Problem details: All the data below should be printed again without a single difference.
---
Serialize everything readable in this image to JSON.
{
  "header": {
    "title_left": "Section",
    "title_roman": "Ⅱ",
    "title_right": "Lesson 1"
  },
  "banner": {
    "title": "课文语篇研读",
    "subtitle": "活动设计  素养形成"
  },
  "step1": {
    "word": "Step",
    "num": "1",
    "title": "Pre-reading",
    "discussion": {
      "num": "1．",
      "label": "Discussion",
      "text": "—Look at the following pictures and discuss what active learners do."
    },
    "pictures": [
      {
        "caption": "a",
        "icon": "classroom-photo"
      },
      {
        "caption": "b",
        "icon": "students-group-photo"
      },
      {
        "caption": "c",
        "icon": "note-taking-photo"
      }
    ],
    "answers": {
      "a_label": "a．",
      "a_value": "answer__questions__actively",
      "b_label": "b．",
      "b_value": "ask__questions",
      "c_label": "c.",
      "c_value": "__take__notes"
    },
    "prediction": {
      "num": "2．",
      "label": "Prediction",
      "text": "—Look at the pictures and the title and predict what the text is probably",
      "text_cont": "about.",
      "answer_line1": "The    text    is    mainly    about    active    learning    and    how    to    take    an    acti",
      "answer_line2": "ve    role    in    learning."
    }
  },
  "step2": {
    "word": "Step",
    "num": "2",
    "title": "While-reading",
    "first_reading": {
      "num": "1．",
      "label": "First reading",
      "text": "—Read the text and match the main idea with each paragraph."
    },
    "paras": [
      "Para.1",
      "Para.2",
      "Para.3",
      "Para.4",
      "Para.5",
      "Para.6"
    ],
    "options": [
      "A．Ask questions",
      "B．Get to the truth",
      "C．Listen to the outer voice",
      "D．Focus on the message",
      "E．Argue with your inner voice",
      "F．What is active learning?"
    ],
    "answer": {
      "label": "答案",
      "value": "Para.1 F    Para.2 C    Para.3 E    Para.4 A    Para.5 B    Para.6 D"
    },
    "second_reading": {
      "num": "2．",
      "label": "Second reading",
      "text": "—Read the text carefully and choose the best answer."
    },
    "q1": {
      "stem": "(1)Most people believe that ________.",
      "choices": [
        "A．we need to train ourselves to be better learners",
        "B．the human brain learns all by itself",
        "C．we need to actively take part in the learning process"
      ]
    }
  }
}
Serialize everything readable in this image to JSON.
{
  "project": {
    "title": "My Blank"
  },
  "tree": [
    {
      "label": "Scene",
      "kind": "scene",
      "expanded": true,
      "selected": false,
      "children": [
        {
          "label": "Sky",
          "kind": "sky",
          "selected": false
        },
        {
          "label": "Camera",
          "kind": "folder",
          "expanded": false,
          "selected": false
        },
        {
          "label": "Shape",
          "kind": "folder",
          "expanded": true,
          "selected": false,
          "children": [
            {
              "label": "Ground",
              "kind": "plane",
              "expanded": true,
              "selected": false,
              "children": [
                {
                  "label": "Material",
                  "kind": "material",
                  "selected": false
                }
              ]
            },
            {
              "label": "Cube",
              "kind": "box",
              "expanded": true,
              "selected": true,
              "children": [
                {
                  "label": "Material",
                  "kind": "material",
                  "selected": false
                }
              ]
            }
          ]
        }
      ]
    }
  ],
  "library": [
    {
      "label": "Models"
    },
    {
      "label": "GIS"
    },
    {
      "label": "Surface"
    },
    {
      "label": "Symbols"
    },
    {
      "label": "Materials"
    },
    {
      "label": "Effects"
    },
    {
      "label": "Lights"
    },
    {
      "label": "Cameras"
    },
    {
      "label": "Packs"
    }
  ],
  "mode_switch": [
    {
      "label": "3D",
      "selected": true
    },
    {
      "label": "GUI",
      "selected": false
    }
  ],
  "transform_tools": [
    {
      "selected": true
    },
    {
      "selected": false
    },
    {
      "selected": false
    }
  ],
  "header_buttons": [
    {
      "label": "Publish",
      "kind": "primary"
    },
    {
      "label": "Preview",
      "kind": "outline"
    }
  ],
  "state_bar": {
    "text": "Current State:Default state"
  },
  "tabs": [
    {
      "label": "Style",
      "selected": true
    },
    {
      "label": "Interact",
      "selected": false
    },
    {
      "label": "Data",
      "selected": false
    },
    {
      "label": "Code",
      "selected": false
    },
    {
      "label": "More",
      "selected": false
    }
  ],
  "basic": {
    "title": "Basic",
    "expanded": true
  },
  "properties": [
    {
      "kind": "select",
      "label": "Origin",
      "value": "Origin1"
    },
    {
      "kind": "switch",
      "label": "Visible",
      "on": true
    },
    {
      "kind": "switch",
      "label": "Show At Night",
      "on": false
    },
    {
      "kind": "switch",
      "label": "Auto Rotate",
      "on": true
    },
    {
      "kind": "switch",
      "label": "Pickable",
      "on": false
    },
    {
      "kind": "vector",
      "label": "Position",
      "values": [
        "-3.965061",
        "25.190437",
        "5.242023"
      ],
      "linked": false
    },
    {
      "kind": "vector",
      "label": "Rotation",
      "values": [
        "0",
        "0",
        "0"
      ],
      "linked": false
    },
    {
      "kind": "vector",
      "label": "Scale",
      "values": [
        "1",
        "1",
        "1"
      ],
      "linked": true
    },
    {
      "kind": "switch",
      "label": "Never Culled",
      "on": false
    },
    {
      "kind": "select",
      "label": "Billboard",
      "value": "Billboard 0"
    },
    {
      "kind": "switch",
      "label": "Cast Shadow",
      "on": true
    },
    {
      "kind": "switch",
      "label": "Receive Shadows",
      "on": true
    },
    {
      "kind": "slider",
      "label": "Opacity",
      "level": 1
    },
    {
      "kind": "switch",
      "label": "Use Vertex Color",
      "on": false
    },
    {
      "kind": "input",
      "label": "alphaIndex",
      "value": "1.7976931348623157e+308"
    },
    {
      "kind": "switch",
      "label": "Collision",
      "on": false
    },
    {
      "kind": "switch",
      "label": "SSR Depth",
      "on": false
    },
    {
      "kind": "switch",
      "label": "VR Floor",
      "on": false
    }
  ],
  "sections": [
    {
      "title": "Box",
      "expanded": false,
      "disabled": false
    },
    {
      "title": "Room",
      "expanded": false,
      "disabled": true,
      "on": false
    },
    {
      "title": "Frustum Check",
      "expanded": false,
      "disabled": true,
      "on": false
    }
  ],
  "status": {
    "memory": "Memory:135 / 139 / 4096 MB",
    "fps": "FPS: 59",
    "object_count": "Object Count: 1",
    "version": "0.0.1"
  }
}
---
Answer space:
Serialize everything readable in this image to JSON.
{
  "header": {
    "title_left": "Section",
    "title_roman": "Ⅱ",
    "title_right": "Lesson 1"
  },
  "banner": {
    "title": "课文语篇研读",
    "subtitle": "活动设计  素养形成"
  },
  "step1": {
    "word": "Step",
    "num": "1",
    "title": "Pre-reading",
    "discussion": {
      "num": "1．",
      "label": "Discussion",
      "text": "—Look at the following pictures and discuss what active learners do."
    },
    "pictures": [
      {
        "caption": "a",
        "icon": "classroom-photo"
      },
      {
        "caption": "b",
        "icon": "students-group-photo"
      },
      {
        "caption": "c",
        "icon": "note-taking-photo"
      }
    ],
    "answers": {
      "a_label": "a．",
      "a_value": "answer__questions__actively",
      "b_label": "b．",
      "b_value": "ask__questions",
      "c_label": "c.",
      "c_value": "__take__notes"
    },
    "prediction": {
      "num": "2．",
      "label": "Prediction",
      "text": "—Look at the pictures and the title and predict what the text is probably",
      "text_cont": "about.",
      "answer_line1": "The    text    is    mainly    about    active    learning    and    how    to    take    an    acti",
      "answer_line2": "ve    role    in    learning."
    }
  },
  "step2": {
    "word": "Step",
    "num": "2",
    "title": "While-reading",
    "first_reading": {
      "num": "1．",
      "label": "First reading",
      "text": "—Read the text and match the main idea with each paragraph."
    },
    "paras": [
      "Para.1",
      "Para.2",
      "Para.3",
      "Para.4",
      "Para.5",
      "Para.6"
    ],
    "options": [
      "A．Ask questions",
      "B．Get to the truth",
      "C．Listen to the outer voice",
      "D．Focus on the message",
      "E．Argue with your inner voice",
      "F．What is active learning?"
    ],
    "answer": {
      "label": "答案",
      "value": "Para.1 F    Para.2 C    Para.3 E    Para.4 A    Para.5 B    Para.6 D"
    },
    "second_reading": {
      "num": "2．",
      "label": "Second reading",
      "text": "—Read the text carefully and choose the best answer."
    },
    "q1": {
      "stem": "(1)Most people believe that ________.",
      "choices": [
        "A．we need to train ourselves to be better learners",
        "B．the human brain learns all by itself",
        "C．we need to actively take part in the learning process"
      ]
    }
  }
}
Serialize everything readable in this image to JSON.
{
  "project": {
    "title": "My Blank"
  },
  "tree": [
    {
      "label": "Scene",
      "kind": "scene",
      "expanded": true,
      "selected": false,
      "children": [
        {
          "label": "Sky",
          "kind": "sky",
          "selected": false
        },
        {
          "label": "Camera",
          "kind": "folder",
          "expanded": false,
          "selected": false
        },
        {
          "label": "Shape",
          "kind": "folder",
          "expanded": true,
          "selected": false,
          "children": [
            {
              "label": "Ground",
              "kind": "plane",
              "expanded": true,
              "selected": false,
              "children": [
                {
                  "label": "Material",
                  "kind": "material",
                  "selected": false
                }
              ]
            },
            {
              "label": "Cube",
              "kind": "box",
              "expanded": true,
              "selected": true,
              "children": [
                {
                  "label": "Material",
                  "kind": "material",
                  "selected": false
                }
              ]
            }
          ]
        }
      ]
    }
  ],
  "library": [
    {
      "label": "Models"
    },
    {
      "label": "GIS"
    },
    {
      "label": "Surface"
    },
    {
      "label": "Symbols"
    },
    {
      "label": "Materials"
    },
    {
      "label": "Effects"
    },
    {
      "label": "Lights"
    },
    {
      "label": "Cameras"
    },
    {
      "label": "Packs"
    }
  ],
  "mode_switch": [
    {
      "label": "3D",
      "selected": true
    },
    {
      "label": "GUI",
      "selected": false
    }
  ],
  "transform_tools": [
    {
      "selected": true
    },
    {
      "selected": false
    },
    {
      "selected": false
    }
  ],
  "header_buttons": [
    {
      "label": "Publish",
      "kind": "primary"
    },
    {
      "label": "Preview",
      "kind": "outline"
    }
  ],
  "state_bar": {
    "text": "Current State:Default state"
  },
  "tabs": [
    {
      "label": "Style",
      "selected": true
    },
    {
      "label": "Interact",
      "selected": false
    },
    {
      "label": "Data",
      "selected": false
    },
    {
      "label": "Code",
      "selected": false
    },
    {
      "label": "More",
      "selected": false
    }
  ],
  "basic": {
    "title": "Basic",
    "expanded": true
  },
  "properties": [
    {
      "kind": "select",
      "label": "Origin",
      "value": "Origin1"
    },
    {
      "kind": "switch",
      "label": "Visible",
      "on": true
    },
    {
      "kind": "switch",
      "label": "Show At Night",
      "on": false
    },
    {
      "kind": "switch",
      "label": "Auto Rotate",
      "on": true
    },
    {
      "kind": "switch",
      "label": "Pickable",
      "on": false
    },
    {
      "kind": "vector",
      "label": "Position",
      "values": [
        "-3.965061",
        "25.190437",
        "5.242023"
      ],
      "linked": false
    },
    {
      "kind": "vector",
      "label": "Rotation",
      "values": [
        "0",
        "0",
        "0"
      ],
      "linked": false
    },
    {
      "kind": "vector",
      "label": "Scale",
      "values": [
        "1",
        "1",
        "1"
      ],
      "linked": true
    },
    {
      "kind": "switch",
      "label": "Never Culled",
      "on": false
    },
    {
      "kind": "select",
      "label": "Billboard",
      "value": "Billboard 0"
    },
    {
      "kind": "switch",
      "label": "Cast Shadow",
      "on": true
    },
    {
      "kind": "switch",
      "label": "Receive Shadows",
      "on": true
    },
    {
      "kind": "slider",
      "label": "Opacity",
      "level": 1
    },
    {
      "kind": "switch",
      "label": "Use Vertex Color",
      "on": false
    },
    {
      "kind": "input",
      "label": "alphaIndex",
      "value": "1.7976931348623157e+308"
    },
    {
      "kind": "switch",
      "label": "Collision",
      "on": false
    },
    {
      "kind": "switch",
      "label": "SSR Depth",
      "on": false
    },
    {
      "kind": "switch",
      "label": "VR Floor",
      "on": false
    }
  ],
  "sections": [
    {
      "title": "Box",
      "expanded": false,
      "disabled": false
    },
    {
      "title": "Room",
      "expanded": false,
      "disabled": true,
      "on": false
    },
    {
      "title": "Frustum Check",
      "expanded": false,
      "disabled": true,
      "on": false
    }
  ],
  "status": {
    "memory": "Memory:135 / 139 / 4096 MB",
    "fps": "FPS: 59",
    "object_count": "Object Count: 1",
    "version": "0.0.1"
  }
}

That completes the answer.